(PROMPT): Without including any pictures, give back all of the data exactly.
++++ EXERCISE DATA
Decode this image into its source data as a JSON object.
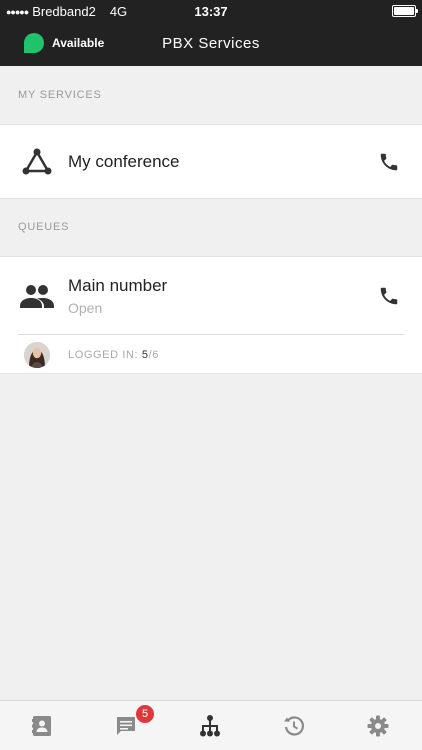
{
  "status_bar": {
    "signal_dots": "●●●●●",
    "carrier": "Bredband2",
    "network": "4G",
    "time": "13:37",
    "battery_level": 1.0
  },
  "header": {
    "presence_label": "Available",
    "presence_color": "#1fc36a",
    "title": "PBX Services"
  },
  "my_services": {
    "section_label": "MY SERVICES",
    "items": [
      {
        "title": "My conference",
        "icon": "conference-icon",
        "action_icon": "phone-icon"
      }
    ]
  },
  "queues": {
    "section_label": "QUEUES",
    "items": [
      {
        "title": "Main number",
        "status": "Open",
        "icon": "group-icon",
        "action_icon": "phone-icon",
        "logged_in_label": "LOGGED IN:",
        "logged_in_count": "5",
        "logged_in_total": "/6"
      }
    ]
  },
  "tab_bar": {
    "tabs": [
      {
        "name": "contacts",
        "icon": "contacts-icon"
      },
      {
        "name": "messages",
        "icon": "chat-icon",
        "badge": "5"
      },
      {
        "name": "pbx-services",
        "icon": "hierarchy-icon",
        "active": true
      },
      {
        "name": "history",
        "icon": "history-icon"
      },
      {
        "name": "settings",
        "icon": "gear-icon"
      }
    ]
  },
  "colors": {
    "header_bg": "#222222",
    "accent_green": "#1fc36a",
    "badge_red": "#e0373c",
    "icon_dark": "#333333",
    "icon_inactive": "#8a8a8a"
  }
}
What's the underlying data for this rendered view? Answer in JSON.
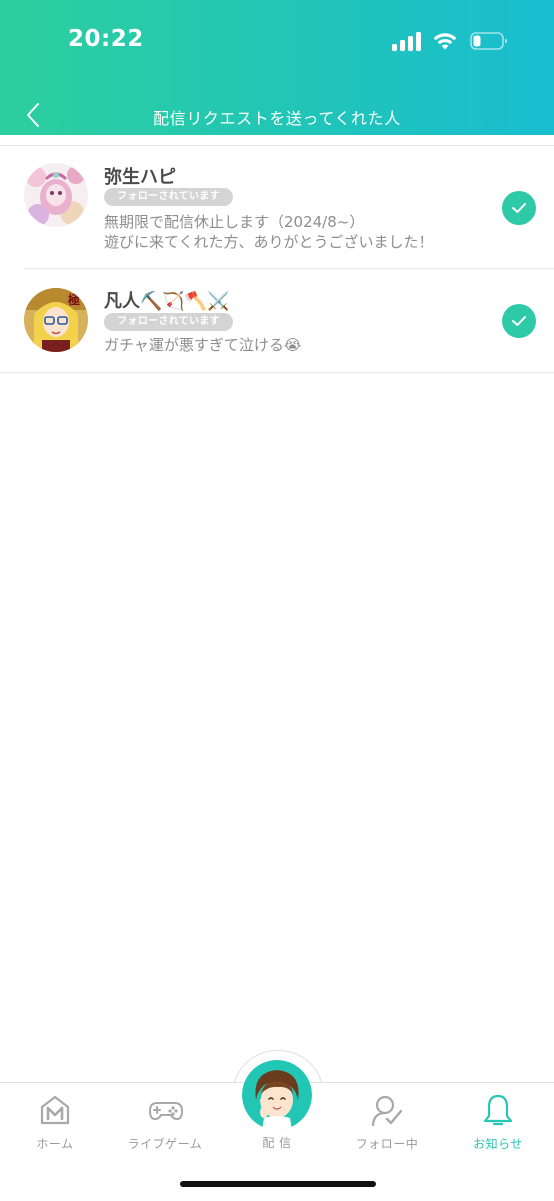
{
  "status_bar": {
    "time": "20:22",
    "icons": [
      "signal-icon",
      "wifi-icon",
      "battery-icon"
    ]
  },
  "nav": {
    "title": "配信リクエストを送ってくれた人",
    "back_icon": "chevron-left-icon"
  },
  "theme": {
    "header_gradient": [
      "#2dcf9e",
      "#18bdd0"
    ],
    "accent": "#2ec9a7",
    "badge_bg": "#d4d4d4",
    "tab_active": "#27c5b5"
  },
  "users": [
    {
      "name": "弥生ハピ",
      "badge": "フォローされています",
      "bio_lines": [
        "無期限で配信休止します（2024/8~）",
        "遊びに来てくれた方、ありがとうございました！"
      ],
      "checked": true
    },
    {
      "name": "凡人⛏️🏹🪓⚔️",
      "badge": "フォローされています",
      "bio_lines": [
        "ガチャ運が悪すぎて泣ける😭"
      ],
      "checked": true
    }
  ],
  "tabbar": {
    "tabs": [
      {
        "label": "ホーム",
        "icon": "home-icon",
        "active": false
      },
      {
        "label": "ライブゲーム",
        "icon": "gamepad-icon",
        "active": false
      },
      {
        "label": "配 信",
        "icon": "streamer-avatar",
        "active": false
      },
      {
        "label": "フォロー中",
        "icon": "following-icon",
        "active": false
      },
      {
        "label": "お知らせ",
        "icon": "bell-icon",
        "active": true
      }
    ]
  }
}
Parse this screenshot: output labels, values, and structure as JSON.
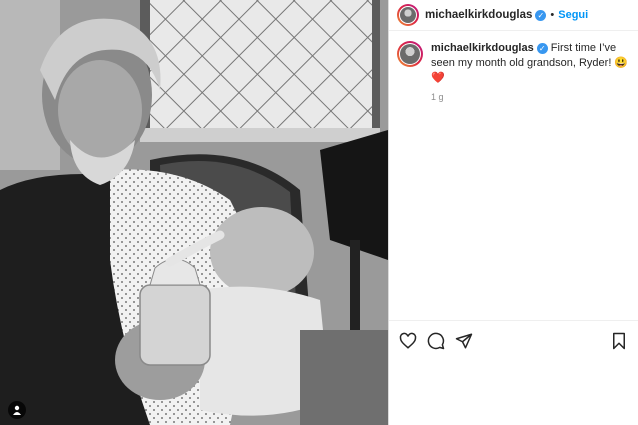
{
  "post": {
    "username": "michaelkirkdouglas",
    "follow_label": "Segui",
    "separator": "•",
    "caption": "First time I’ve seen my month old grandson, Ryder! 😃",
    "caption_emoji_heart": "❤️",
    "timestamp": "1 g"
  },
  "icons": {
    "like": "heart-outline-icon",
    "comment": "comment-bubble-icon",
    "share": "paper-plane-icon",
    "save": "bookmark-icon",
    "tagged": "user-tag-icon",
    "verified": "verified-badge-icon"
  },
  "colors": {
    "accent": "#0095f6",
    "verified": "#3897f0"
  }
}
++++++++
(REPLY):
Decode this image into its source data as a JSON object.
{
  "status_bar": {
    "signal_dots": "●●●●●",
    "carrier": "Bredband2",
    "network": "4G",
    "time": "13:37",
    "battery_level": 1.0
  },
  "header": {
    "presence_label": "Available",
    "presence_color": "#1fc36a",
    "title": "PBX Services"
  },
  "my_services": {
    "section_label": "MY SERVICES",
    "items": [
      {
        "title": "My conference",
        "icon": "conference-icon",
        "action_icon": "phone-icon"
      }
    ]
  },
  "queues": {
    "section_label": "QUEUES",
    "items": [
      {
        "title": "Main number",
        "status": "Open",
        "icon": "group-icon",
        "action_icon": "phone-icon",
        "logged_in_label": "LOGGED IN:",
        "logged_in_count": "5",
        "logged_in_total": "/6"
      }
    ]
  },
  "tab_bar": {
    "tabs": [
      {
        "name": "contacts",
        "icon": "contacts-icon"
      },
      {
        "name": "messages",
        "icon": "chat-icon",
        "badge": "5"
      },
      {
        "name": "pbx-services",
        "icon": "hierarchy-icon",
        "active": true
      },
      {
        "name": "history",
        "icon": "history-icon"
      },
      {
        "name": "settings",
        "icon": "gear-icon"
      }
    ]
  },
  "colors": {
    "header_bg": "#222222",
    "accent_green": "#1fc36a",
    "badge_red": "#e0373c",
    "icon_dark": "#333333",
    "icon_inactive": "#8a8a8a"
  }
}
What's the underlying data for this rendered view? Answer in JSON.
{
  "status_bar": {
    "time": "20:22",
    "icons": [
      "signal-icon",
      "wifi-icon",
      "battery-icon"
    ]
  },
  "nav": {
    "title": "配信リクエストを送ってくれた人",
    "back_icon": "chevron-left-icon"
  },
  "theme": {
    "header_gradient": [
      "#2dcf9e",
      "#18bdd0"
    ],
    "accent": "#2ec9a7",
    "badge_bg": "#d4d4d4",
    "tab_active": "#27c5b5"
  },
  "users": [
    {
      "name": "弥生ハピ",
      "badge": "フォローされています",
      "bio_lines": [
        "無期限で配信休止します（2024/8~）",
        "遊びに来てくれた方、ありがとうございました！"
      ],
      "checked": true
    },
    {
      "name": "凡人⛏️🏹🪓⚔️",
      "badge": "フォローされています",
      "bio_lines": [
        "ガチャ運が悪すぎて泣ける😭"
      ],
      "checked": true
    }
  ],
  "tabbar": {
    "tabs": [
      {
        "label": "ホーム",
        "icon": "home-icon",
        "active": false
      },
      {
        "label": "ライブゲーム",
        "icon": "gamepad-icon",
        "active": false
      },
      {
        "label": "配 信",
        "icon": "streamer-avatar",
        "active": false
      },
      {
        "label": "フォロー中",
        "icon": "following-icon",
        "active": false
      },
      {
        "label": "お知らせ",
        "icon": "bell-icon",
        "active": true
      }
    ]
  }
}
Parse this screenshot: output labels, values, and structure as JSON.
{
  "post": {
    "username": "michaelkirkdouglas",
    "follow_label": "Segui",
    "separator": "•",
    "caption": "First time I’ve seen my month old grandson, Ryder! 😃",
    "caption_emoji_heart": "❤️",
    "timestamp": "1 g"
  },
  "icons": {
    "like": "heart-outline-icon",
    "comment": "comment-bubble-icon",
    "share": "paper-plane-icon",
    "save": "bookmark-icon",
    "tagged": "user-tag-icon",
    "verified": "verified-badge-icon"
  },
  "colors": {
    "accent": "#0095f6",
    "verified": "#3897f0"
  }
}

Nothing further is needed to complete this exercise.